The classical twodimensional Heisenberg model revisited: An $SU(2)$symmetric tensor network study
Abstract
The classical Heisenberg model in two spatial dimensions constitutes one of the most paradigmatic spin models, taking an important role in statistical and condensed matter physics to understand magnetism. Still, despite its paradigmatic character and the widely accepted ban of a (continuous) spontaneous symmetry breaking, controversies remain whether the model exhibits a phase transition at finite temperature. Importantly, the model can be interpreted as a lattice discretization of the $O(3)$ nonlinear sigma model in $1+1$ dimensions, one of the simplest quantum field theories encompassing crucial features of celebrated higherdimensional ones (like quantum chromodynamics in $3+1$ dimensions), namely the phenomenon of asymptotic freedom.
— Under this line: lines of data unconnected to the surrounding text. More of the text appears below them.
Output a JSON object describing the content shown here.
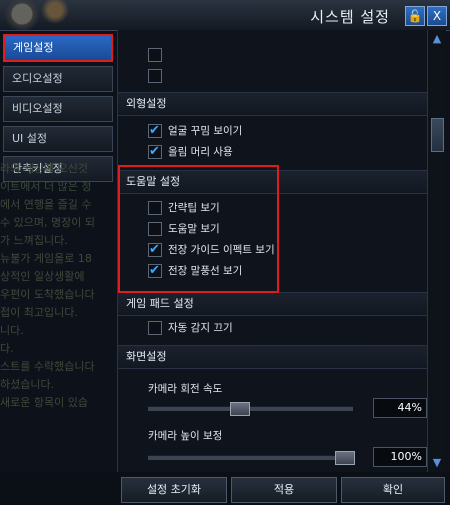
{
  "window": {
    "title": "시스템 설정"
  },
  "titlebar": {
    "lock_icon": "lock-icon",
    "close_icon": "close-icon",
    "close_glyph": "X"
  },
  "tabs": [
    {
      "label": "게임설정",
      "active": true
    },
    {
      "label": "오디오설정",
      "active": false
    },
    {
      "label": "비디오설정",
      "active": false
    },
    {
      "label": "UI 설정",
      "active": false
    },
    {
      "label": "단축키설정",
      "active": false
    }
  ],
  "background_text": [
    "라의 세상에 오신것",
    "이트에서 더 많은 정",
    "",
    "에서 연행을 즐길 수",
    "수 있으며, 명장이 되",
    "가 느껴집니다.",
    "뉴불가 게임을로 18",
    "상적인 일상생활에",
    "우편이 도착했습니다",
    "접이 최고입니다.",
    "",
    "니다.",
    "다.",
    "스트를 수락했습니다",
    "하셨습니다.",
    "새로운 항목이 있습"
  ],
  "sections": {
    "top_checkboxes": [
      {
        "label": "",
        "checked": false
      },
      {
        "label": "",
        "checked": false
      }
    ],
    "appearance": {
      "title": "외형설정",
      "items": [
        {
          "label": "얼굴 꾸밈 보이기",
          "checked": true
        },
        {
          "label": "올림 머리 사용",
          "checked": true
        }
      ]
    },
    "help": {
      "title": "도움말 설정",
      "items": [
        {
          "label": "간략팁 보기",
          "checked": false
        },
        {
          "label": "도움말 보기",
          "checked": false
        },
        {
          "label": "전장 가이드 이펙트 보기",
          "checked": true
        },
        {
          "label": "전장 말풍선 보기",
          "checked": true
        }
      ]
    },
    "gamepad": {
      "title": "게임 패드 설정",
      "items": [
        {
          "label": "자동 감지 끄기",
          "checked": false
        }
      ]
    },
    "screen": {
      "title": "화면설정",
      "sliders": [
        {
          "label": "카메라 회전 속도",
          "value_text": "44%",
          "value": 0.44
        },
        {
          "label": "카메라 높이 보정",
          "value_text": "100%",
          "value": 1.0
        }
      ]
    }
  },
  "buttons": {
    "reset": "설정 초기화",
    "apply": "적용",
    "confirm": "확인"
  },
  "colors": {
    "accent_blue": "#2a68c5",
    "highlight_red": "#e01c1c",
    "check_blue": "#39a8ff"
  }
}
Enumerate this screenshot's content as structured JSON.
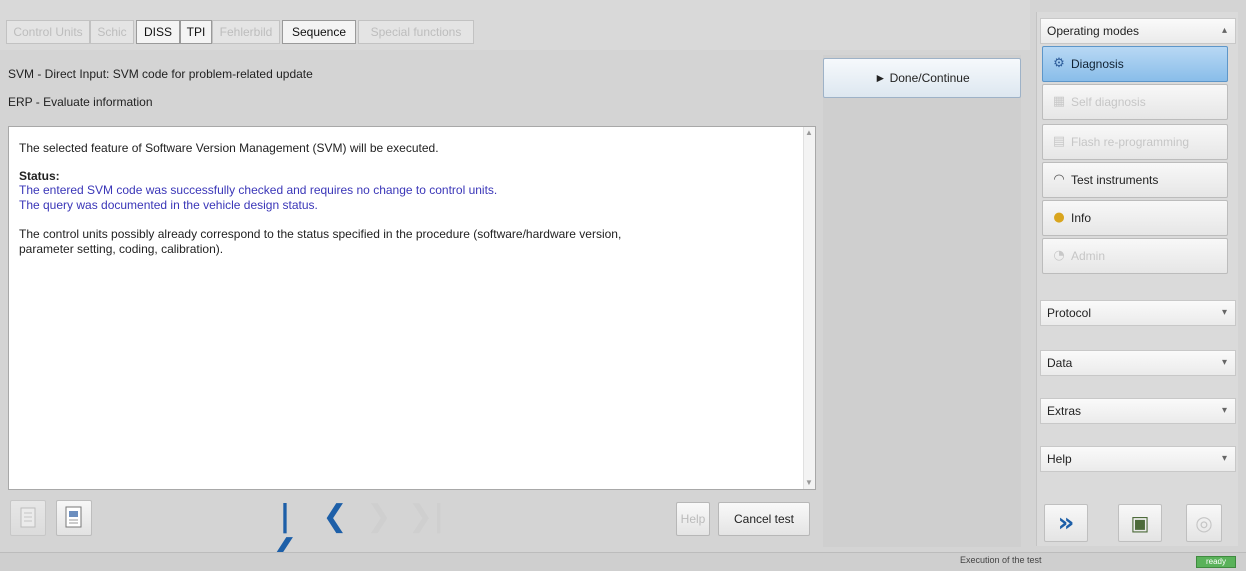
{
  "tabs": [
    {
      "label": "Control Units",
      "active": false
    },
    {
      "label": "Schic",
      "active": false
    },
    {
      "label": "DISS",
      "active": true
    },
    {
      "label": "TPI",
      "active": true
    },
    {
      "label": "Fehlerbild",
      "active": false
    },
    {
      "label": "Sequence",
      "active": true
    },
    {
      "label": "Special functions",
      "active": false
    }
  ],
  "header": {
    "line1": "SVM - Direct Input: SVM code for problem-related update",
    "line2": "ERP - Evaluate information"
  },
  "message": {
    "intro": "The selected feature of Software Version Management (SVM) will be executed.",
    "status_label": "Status:",
    "status_line1": "The entered SVM code was successfully checked and requires no change to control units.",
    "status_line2": "The query was documented in the vehicle design status.",
    "note_line1": "The control units possibly already correspond to the status specified in the procedure (software/hardware version,",
    "note_line2": "parameter setting, coding, calibration)."
  },
  "toolbar": {
    "first_glyph": "|❮",
    "prev_glyph": "❮",
    "next_glyph": "❯",
    "last_glyph": "❯|",
    "help_label": "Help",
    "cancel_label": "Cancel test"
  },
  "done_button": {
    "label": "► Done/Continue"
  },
  "sidebar": {
    "operating_modes": {
      "title": "Operating modes",
      "arrow": "▴"
    },
    "modes": [
      {
        "label": "Diagnosis",
        "state": "active",
        "icon": "diagnosis-icon",
        "glyph": "⚙"
      },
      {
        "label": "Self diagnosis",
        "state": "disabled",
        "icon": "self-diagnosis-icon",
        "glyph": "▦"
      },
      {
        "label": "Flash re-programming",
        "state": "disabled",
        "icon": "flash-icon",
        "glyph": "▤"
      },
      {
        "label": "Test instruments",
        "state": "normal",
        "icon": "test-instruments-icon",
        "glyph": "◠"
      },
      {
        "label": "Info",
        "state": "normal",
        "icon": "info-icon",
        "glyph": "●"
      },
      {
        "label": "Admin",
        "state": "disabled",
        "icon": "admin-icon",
        "glyph": "◔"
      }
    ],
    "sections": [
      {
        "label": "Protocol",
        "arrow": "▾"
      },
      {
        "label": "Data",
        "arrow": "▾"
      },
      {
        "label": "Extras",
        "arrow": "▾"
      },
      {
        "label": "Help",
        "arrow": "▾"
      }
    ],
    "tools": {
      "forward_glyph": "»",
      "screenshot_glyph": "▣",
      "disc_glyph": "◎"
    }
  },
  "status": {
    "text": "Execution of the test",
    "indicator": "ready"
  },
  "colors": {
    "status_blue": "#3a36b8",
    "active_mode": "#89bde9",
    "indicator_green": "#5ab25a"
  }
}
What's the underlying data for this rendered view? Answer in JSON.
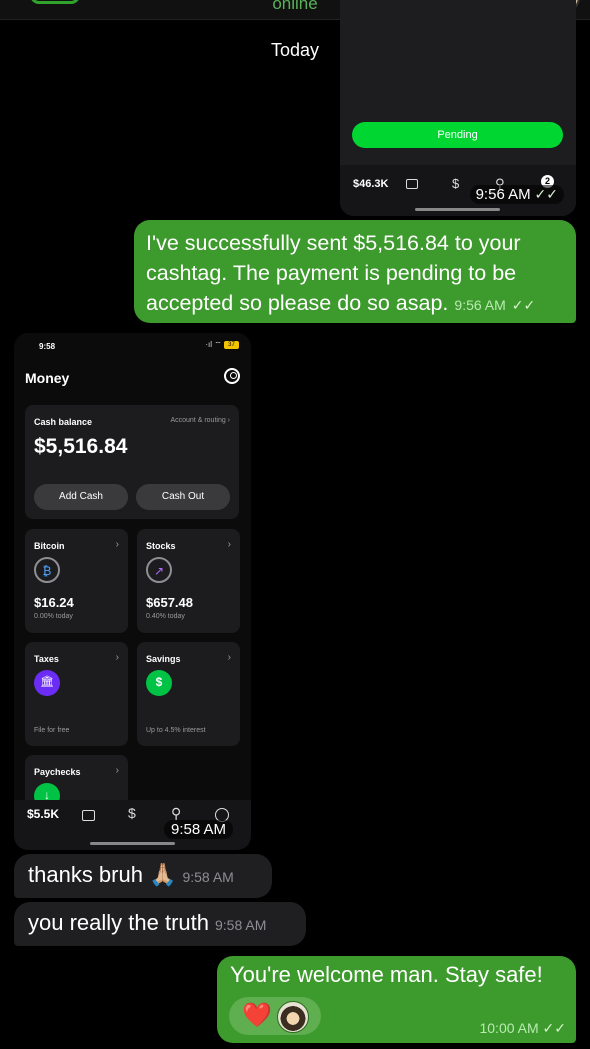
{
  "header": {
    "status": "online"
  },
  "date_chip": "Today",
  "shared_screenshot_out": {
    "button_label": "Pending",
    "balance": "$46.3K",
    "badge": "2",
    "dollar_icon": "$",
    "search_icon": "⚲",
    "time": "9:56 AM"
  },
  "messages": [
    {
      "id": "m1",
      "text": "I've successfully sent $5,516.84 to your cashtag. The payment is pending to be accepted so please do so asap.",
      "time": "9:56 AM",
      "tick": "✓✓"
    },
    {
      "id": "m2",
      "text": "thanks bruh 🙏🏼",
      "time": "9:58 AM"
    },
    {
      "id": "m3",
      "text": "you really the truth",
      "time": "9:58 AM"
    },
    {
      "id": "m4",
      "text": "You're welcome man. Stay safe!",
      "time": "10:00 AM",
      "tick": "✓✓",
      "reaction": "❤️"
    }
  ],
  "shared_screenshot_in": {
    "status_time": "9:58",
    "signal": "·ıl ⌔",
    "battery": "37",
    "title": "Money",
    "cash_card": {
      "label": "Cash balance",
      "account_link": "Account & routing  ›",
      "amount": "$5,516.84",
      "add_cash": "Add Cash",
      "cash_out": "Cash Out"
    },
    "tiles": [
      {
        "label": "Bitcoin",
        "value": "$16.24",
        "sub": "0.00% today",
        "icon": "₿"
      },
      {
        "label": "Stocks",
        "value": "$657.48",
        "sub": "0.40% today",
        "icon": "↗"
      },
      {
        "label": "Taxes",
        "sub": "File for free",
        "icon": "🏛"
      },
      {
        "label": "Savings",
        "sub": "Up to 4.5% interest",
        "icon": "$"
      },
      {
        "label": "Paychecks",
        "icon": "↓"
      }
    ],
    "bottom_bar": {
      "balance": "$5.5K",
      "dollar_icon": "$",
      "search_icon": "⚲"
    },
    "time": "9:58 AM"
  },
  "colors": {
    "bubble_out": "#3d9a2c",
    "bubble_in": "#1f1f21",
    "cash_green": "#00d632",
    "taxes_purple": "#6b2cf5",
    "savings_green": "#00c244"
  }
}
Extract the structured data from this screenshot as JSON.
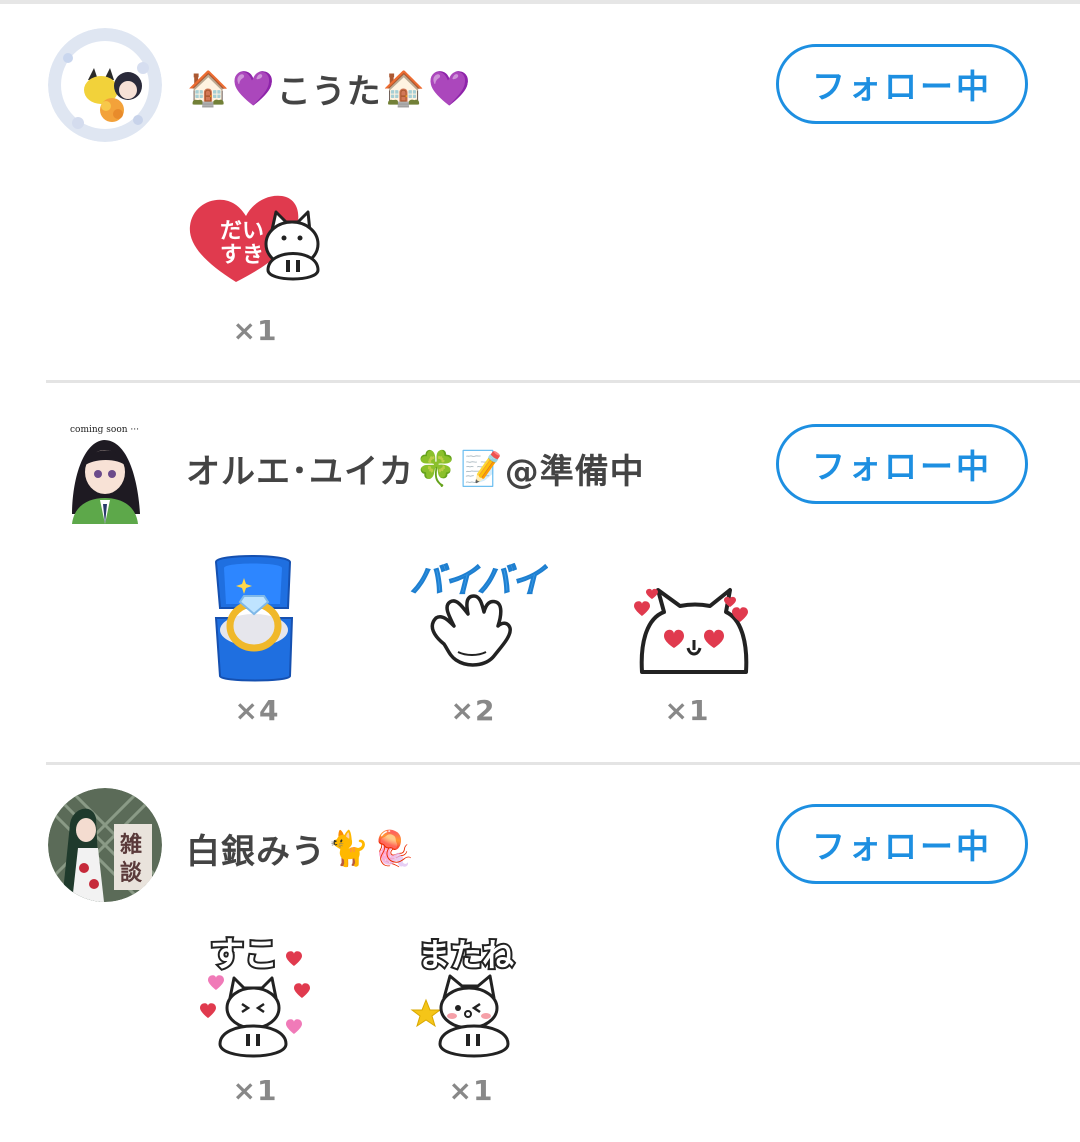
{
  "follow_label": "フォロー中",
  "users": [
    {
      "name_parts": [
        "🏠",
        "💜",
        "こうた",
        "🏠",
        "💜"
      ],
      "stickers": [
        {
          "icon": "daisuki-heart-cat-sticker",
          "count": "×1"
        }
      ]
    },
    {
      "name_parts": [
        "オルエ･ユイカ",
        "🍀",
        "📝",
        "@準備中"
      ],
      "avatar_caption": "coming soon ···",
      "stickers": [
        {
          "icon": "ring-box-sticker",
          "count": "×4"
        },
        {
          "icon": "byebye-hand-sticker",
          "label": "バイバイ",
          "count": "×2"
        },
        {
          "icon": "heart-eyes-cat-sticker",
          "count": "×1"
        }
      ]
    },
    {
      "name_parts": [
        "白銀みう",
        "🐈",
        "🪼"
      ],
      "stickers": [
        {
          "icon": "suko-heart-cat-sticker",
          "label": "すこ",
          "count": "×1"
        },
        {
          "icon": "matane-star-cat-sticker",
          "label": "またね",
          "count": "×1"
        }
      ]
    }
  ],
  "colors": {
    "accent": "#1d8fe1",
    "heart": "#e03a4e",
    "ring_box": "#1f6fe0"
  }
}
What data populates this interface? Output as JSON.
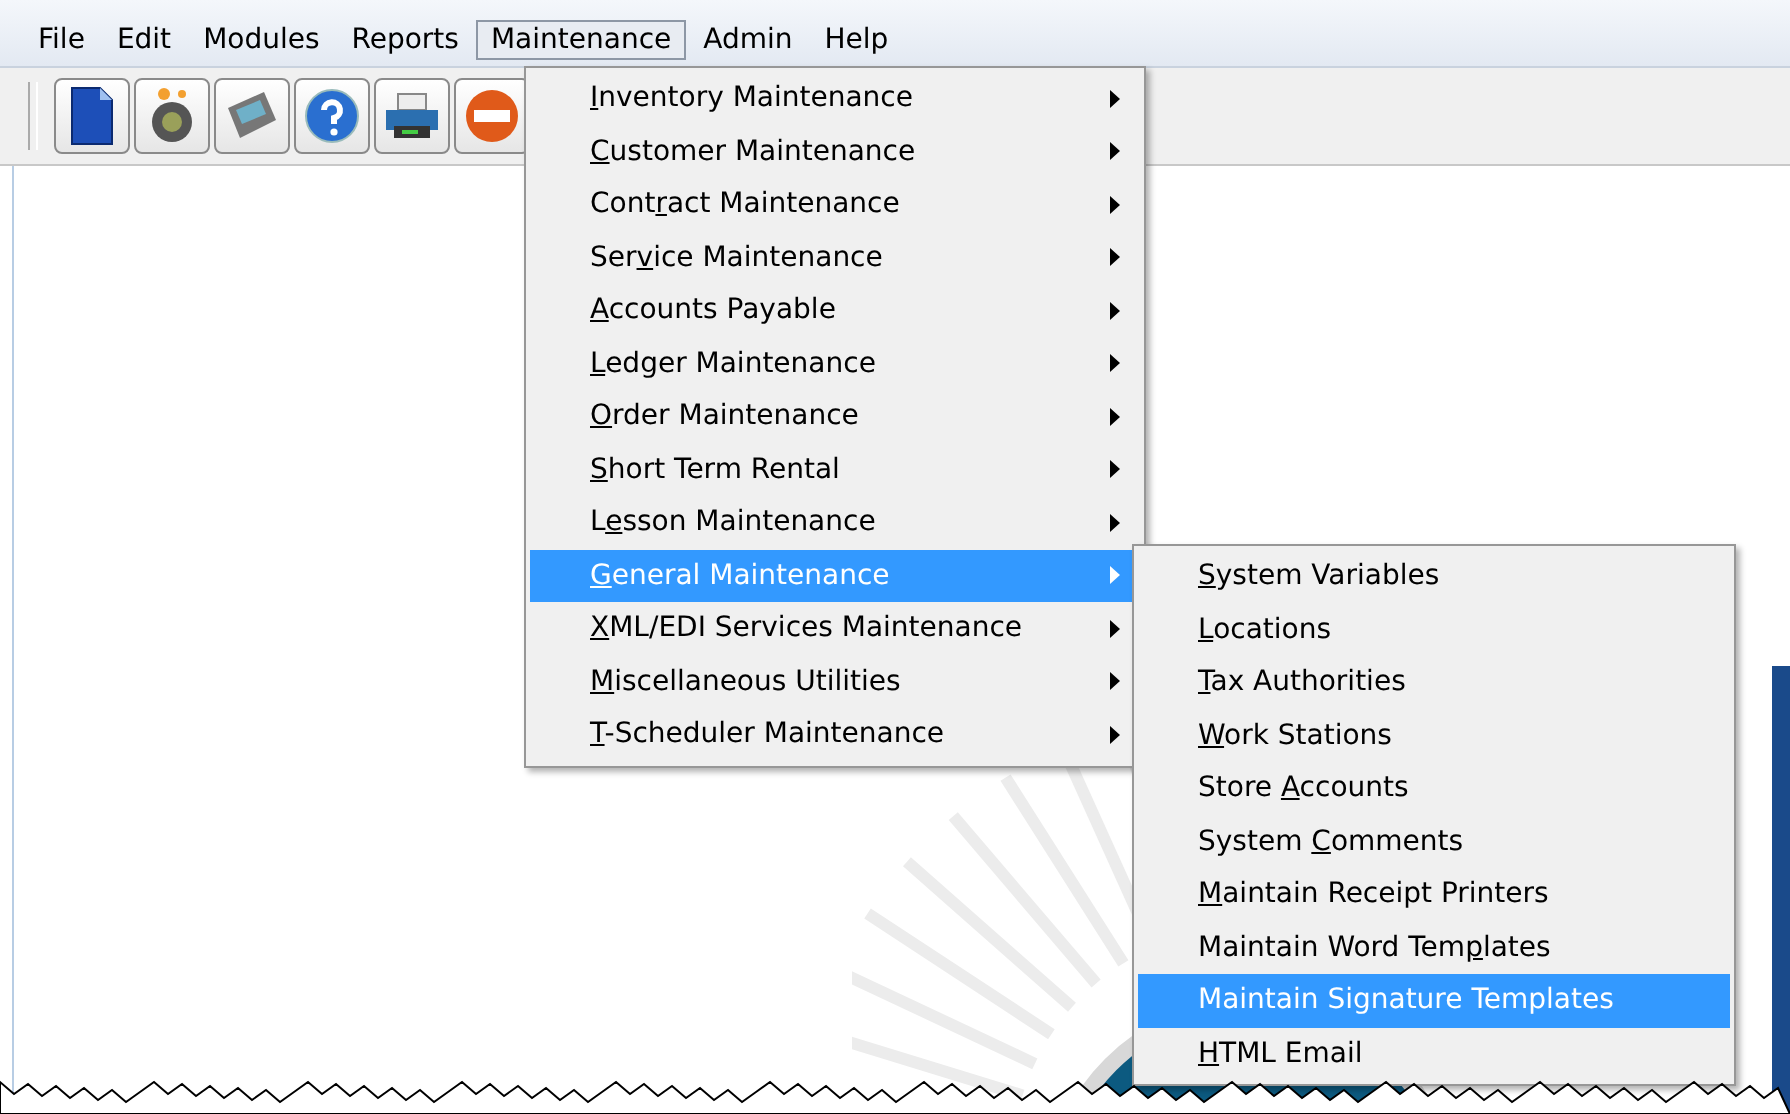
{
  "menu_bar": [
    {
      "label": "File",
      "selected": false
    },
    {
      "label": "Edit",
      "selected": false
    },
    {
      "label": "Modules",
      "selected": false
    },
    {
      "label": "Reports",
      "selected": false
    },
    {
      "label": "Maintenance",
      "selected": true
    },
    {
      "label": "Admin",
      "selected": false
    },
    {
      "label": "Help",
      "selected": false
    }
  ],
  "toolbar": {
    "buttons": [
      {
        "kind": "document"
      },
      {
        "kind": "webcam"
      },
      {
        "kind": "register"
      },
      {
        "kind": "help"
      },
      {
        "kind": "printer"
      },
      {
        "kind": "stop"
      }
    ]
  },
  "maintenance_menu": [
    {
      "key": "I",
      "post": "nventory Maintenance",
      "submenu": true,
      "selected": false
    },
    {
      "key": "C",
      "post": "ustomer Maintenance",
      "submenu": true,
      "selected": false
    },
    {
      "pre": "Cont",
      "key": "r",
      "post": "act Maintenance",
      "submenu": true,
      "selected": false
    },
    {
      "pre": "Ser",
      "key": "v",
      "post": "ice Maintenance",
      "submenu": true,
      "selected": false
    },
    {
      "key": "A",
      "post": "ccounts Payable",
      "submenu": true,
      "selected": false
    },
    {
      "key": "L",
      "post": "edger Maintenance",
      "submenu": true,
      "selected": false
    },
    {
      "key": "O",
      "post": "rder Maintenance",
      "submenu": true,
      "selected": false
    },
    {
      "key": "S",
      "post": "hort Term Rental",
      "submenu": true,
      "selected": false
    },
    {
      "pre": "L",
      "key": "e",
      "post": "sson Maintenance",
      "submenu": true,
      "selected": false
    },
    {
      "key": "G",
      "post": "eneral Maintenance",
      "submenu": true,
      "selected": true
    },
    {
      "key": "X",
      "post": "ML/EDI Services Maintenance",
      "submenu": true,
      "selected": false
    },
    {
      "key": "M",
      "post": "iscellaneous Utilities",
      "submenu": true,
      "selected": false
    },
    {
      "key": "T",
      "post": "-Scheduler Maintenance",
      "submenu": true,
      "selected": false
    }
  ],
  "general_maintenance_menu": [
    {
      "key": "S",
      "post": "ystem Variables",
      "submenu": false,
      "selected": false
    },
    {
      "key": "L",
      "post": "ocations",
      "submenu": false,
      "selected": false
    },
    {
      "key": "T",
      "post": "ax Authorities",
      "submenu": false,
      "selected": false
    },
    {
      "key": "W",
      "post": "ork Stations",
      "submenu": false,
      "selected": false
    },
    {
      "pre": "Store ",
      "key": "A",
      "post": "ccounts",
      "submenu": false,
      "selected": false
    },
    {
      "pre": "System ",
      "key": "C",
      "post": "omments",
      "submenu": false,
      "selected": false
    },
    {
      "key": "M",
      "post": "aintain Receipt Printers",
      "submenu": false,
      "selected": false
    },
    {
      "pre": "Maintain Word Tem",
      "key": "p",
      "post": "lates",
      "submenu": false,
      "selected": false
    },
    {
      "pre": "Maintain Signature Templates",
      "submenu": false,
      "selected": true
    },
    {
      "key": "H",
      "post": "TML Email",
      "submenu": false,
      "selected": false
    }
  ]
}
This should also exclude finitetemperature transitions, but lattice effects might play a significant role in correcting the mainstream picture. In this work, we make use of stateoftheart tensor network approaches, representing the classical partition function in the thermodynamic limit over a large range of temperatures, to comprehensively explore the correlation structure for Gibbs states. By implementing an $SU(2)$ symmetry in our twodimensional tensor network contraction scheme, we are able to handle very large effective bond dimensions of the environment up to $\chi_E^\text{eff} \sim 1500$, a feature that is crucial in detecting phase transitions. With decreasing temperatures, we find a rapidly diverging correlation length, whose behaviour is apparently compatible with the two main contradictory hypotheses known in the literature, namely a finite$T$ transition and asymptotic freedom, though with a slight preference for the second.
 Publication:

arXiv eprints
 Pub Date:
 June 2021
 arXiv:
 arXiv:2106.06310
 Bibcode:
 2021arXiv210606310S
 Keywords:

 Condensed Matter  Statistical Mechanics;
 High Energy Physics  Lattice;
 Quantum Physics
 EPrint:
 28 pages, 10 figures, slightly updated data and improved presentation of scaling procedure